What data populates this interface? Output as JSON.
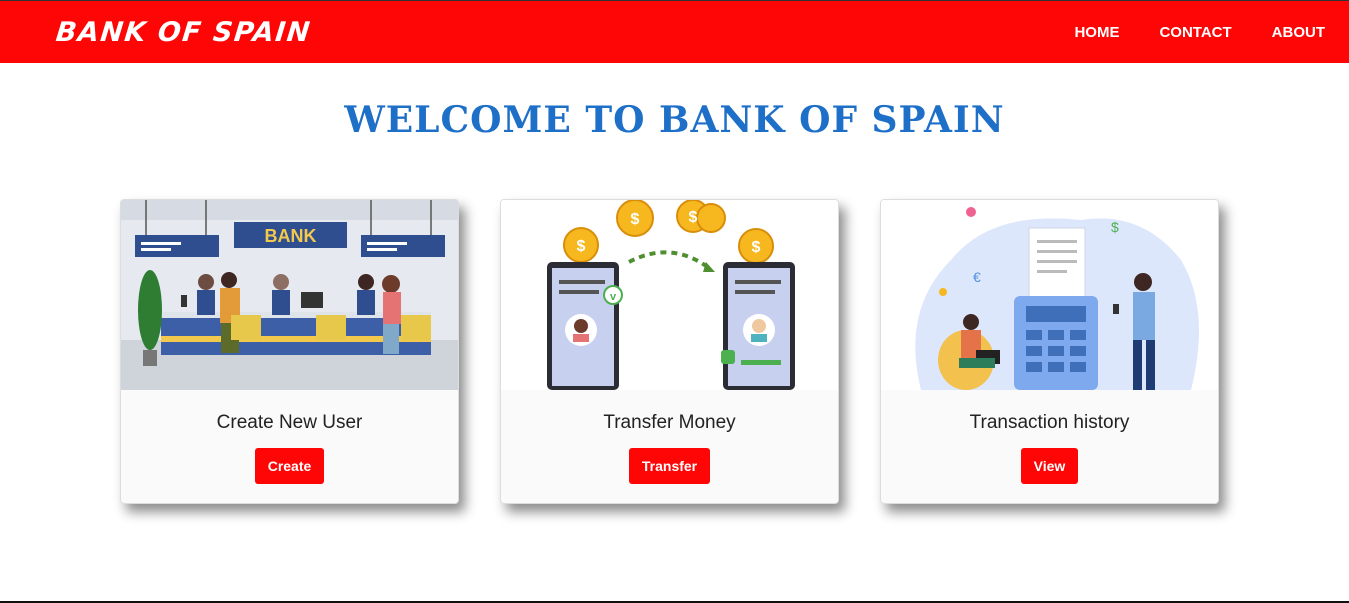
{
  "navbar": {
    "brand": "BANK OF SPAIN",
    "links": [
      {
        "label": "HOME"
      },
      {
        "label": "CONTACT"
      },
      {
        "label": "ABOUT"
      }
    ]
  },
  "welcome": "WELCOME TO BANK OF SPAIN",
  "bank_sign": "BANK",
  "cards": [
    {
      "title": "Create New User",
      "button": "Create"
    },
    {
      "title": "Transfer Money",
      "button": "Transfer"
    },
    {
      "title": "Transaction history",
      "button": "View"
    }
  ],
  "colors": {
    "accent": "#ff0606",
    "heading": "#1e6fc8"
  }
}
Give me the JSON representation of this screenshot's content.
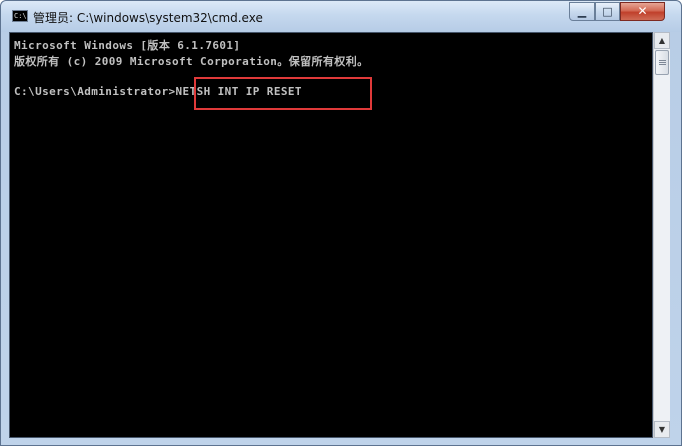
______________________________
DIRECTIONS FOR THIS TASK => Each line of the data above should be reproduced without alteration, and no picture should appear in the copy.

WORKED SOLUTION =>
What data populates this interface? Output as JSON.
{
  "navbar": {
    "brand": "BANK OF SPAIN",
    "links": [
      {
        "label": "HOME"
      },
      {
        "label": "CONTACT"
      },
      {
        "label": "ABOUT"
      }
    ]
  },
  "welcome": "WELCOME TO BANK OF SPAIN",
  "bank_sign": "BANK",
  "cards": [
    {
      "title": "Create New User",
      "button": "Create"
    },
    {
      "title": "Transfer Money",
      "button": "Transfer"
    },
    {
      "title": "Transaction history",
      "button": "View"
    }
  ],
  "colors": {
    "accent": "#ff0606",
    "heading": "#1e6fc8"
  }
}
Give me the JSON representation of this screenshot's content.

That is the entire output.